changed a few lines.
If you need to copy a specific number of bytes from one buffer to another, and you’re not
100% sure that the data will be entirely text, use memcpy() rather than strncpy(). The
latter terminates early if it finds a null terminator (‘\0’).
If you’re trying to do some sort of specific string or memory manipulation, feel free to ask
if there’s a better/recommended way to do it rather than brute force. Often there may be
a standard library function that will make things easier.
Roughly, your server should follow this sequence:
1. Read the arguments, bind to the specified port, and find your document root (you might
find the chdir() system call helpful).

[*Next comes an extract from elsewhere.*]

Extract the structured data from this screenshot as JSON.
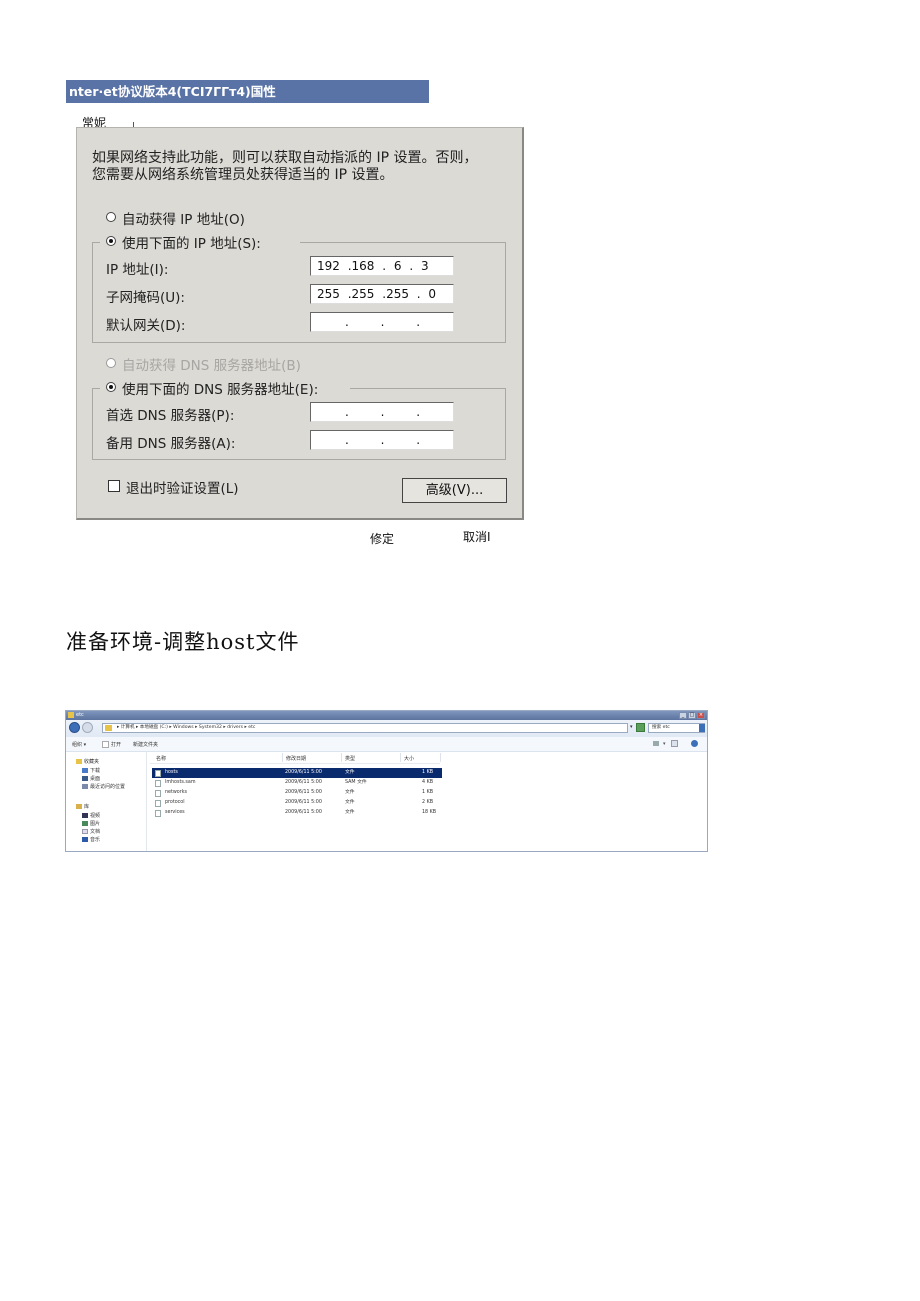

2. Accept a connection, and hand it off to a new thread for concurrent processing.
3. Receive and parse a request from the client.
4. Look for the path that was requested, starting from your document root (the second
argument to your program). One of four things should happen:
1. If the path exists and it’s a file, formulate a response (with the Content-Type header
set) and send it back to the client.
2. If the path exists and it’s a directory that contains an index.html file, respond with that
3. If the path exists and it’s a directory that does NOT contain an index.html file, respond
CS 361 Summer 2020 Home Schedule Homeworks
6/15/2020 CS 361 Summer 2020 – HW5
https://sites.google.com/uic.edu/cs361summer2020/homeworks/hw5?authuser=1 4/4
p y , p
with a directory listing.
4. If the path does not exist, respond with a 404 code with a basic error page.
5. Close the connection, and continue serving other clients.
Turn-in instructions and Grading
You need to submit homework5.c to Gradescope. Grading will be done automatically using
a script. We will publish this script after grading has completed; you are responsible for
writing your own test cases. If you wish, you can share test cases you have written with the
Always, always, always check the return value of any system calls you make! This is
especially important for send, recv, read, and write calls that tell you how many bytes
were read or written.
If you have any questions about the homework requirements or specification, please post
on Piazza.
CS 361 Summer 2020 Home Schedule Homeworks